Panic, fear and scepticism surrounding the Coronavirus has spread to the extent that it received a laugh at the The Baftas after presenters joked that they could use their trophies as masks. Every time we check the news we are bombarded with the absolute hysteria of the media spiralling at the hand of the Coronavirus. So how deeply should we be concerned and is the virus causing further issues?
Over the winter break, I received a frantic text from a friend who was worried about catching the Coronavirus. She read a misinformed article saying the virus had spread to Dundee. Now back at University, anyone suffering from a simple cough has been associated with the virus so much so that it seems to have overtaken concern for the dreaded Freshers Flu. The public seem to be adopting the offensive view that having a common cold will automatically lead to contracting a serious illness which has killed hundreds of people.
The World Health Organisation declared a global health emergency last Thursday, as they acknowledged the risks the virus poses not only to China but to countries beyond. They spoke of the need for a more organised international response to the outbreak, but how much does anyone really know? The Hubei Province in China is reportedly the epicentre of the outbreak, and in China the confirmed number of those effected has risen to over 17,000 as of Sunday evening. The symptoms of this flu-like virus include headaches, coughing, sore throats, high fevers and respiratory issues. These seem like the typical symptoms of an extreme case of the common cold, but this virus has killed over 360 in mainland China, overtaking the 2003 death toll of the SARS outbreak. In Wuhan, Hubei, a speciality hospital is being built and equipped with medical gear to help treat patients who are infected.
However, other countries’ reactions to the Coronavirus seem lacking as over eighteen cases have been confirmed in countries including Thailand, Singapore, France and the US, as China faces mounting isolation from the rest of the world. A number of international airlines have suspended some or all flights to China. The Hubei province itself is becoming a ghost town as it remains under a virtual quarantine as public transport is stopped and roads are sealed off. The World Health Organisation is concerned that the epidemic will spread to low income countries that will be unable to contain its spread. However, 99% of deaths recorded have been within China, and the WHO are confident that despite cases abroad the country will be able to contain the virus. The Who have called for called for support in controlling and preparing for any cases that may spread and emphasised that trade with China although limited could and should continue.
However, along with the spread of the virus, the spread of prejudice in the media has escalated.

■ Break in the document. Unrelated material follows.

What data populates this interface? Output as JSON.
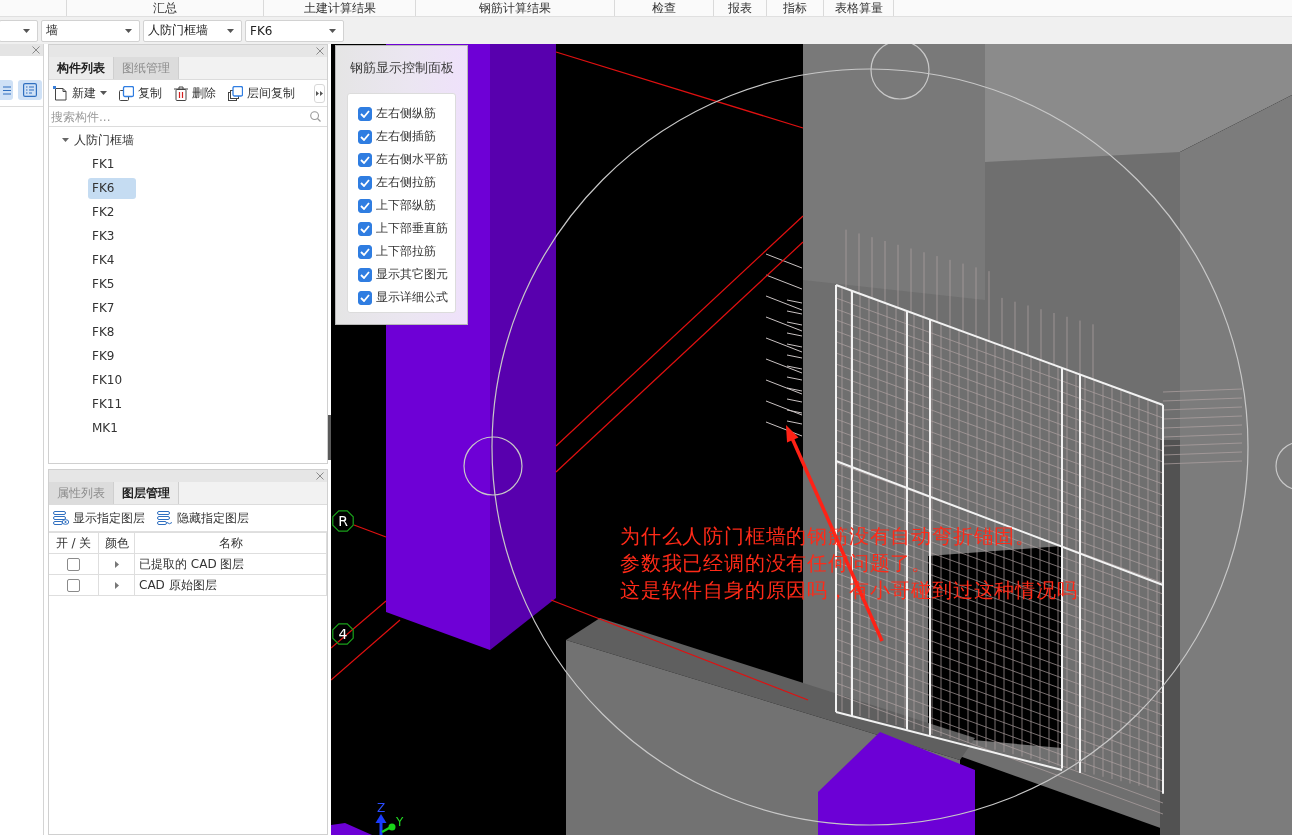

Last weekend as the first case was confirmed in the UK, an owner of a Chinese restaurant in London’s China town received “immediate cancellations”. Reports of citizens experiencing hostility and as well as racism in Britain follow in the wake of the virus. The BBC spoke to a paediatric nurse, Lucy Li whose daughter came home from school reporting that other children were told to stay away for her as well as an increase of unwanted attention when simply walking down the street. The Coronavirus in the UK is inducing an increase in racial prejudice against all Asian people living in Britain, yet it seems obvious the world shouldn’t be racializing a global health crisis.
As the outbreak continues, it must be noted that this virus is causing suffering both in those infected and those around the world that have faced an increase of racial abuse. We should take note that people are at the heart of this situation–people who are suffering. No one should be increasing the suffering by inflicting abuse based on stereotypes. As Refreshers comes to a close we should remain informed on the Coronavirus, but we should also be reminded to be that bit kinder.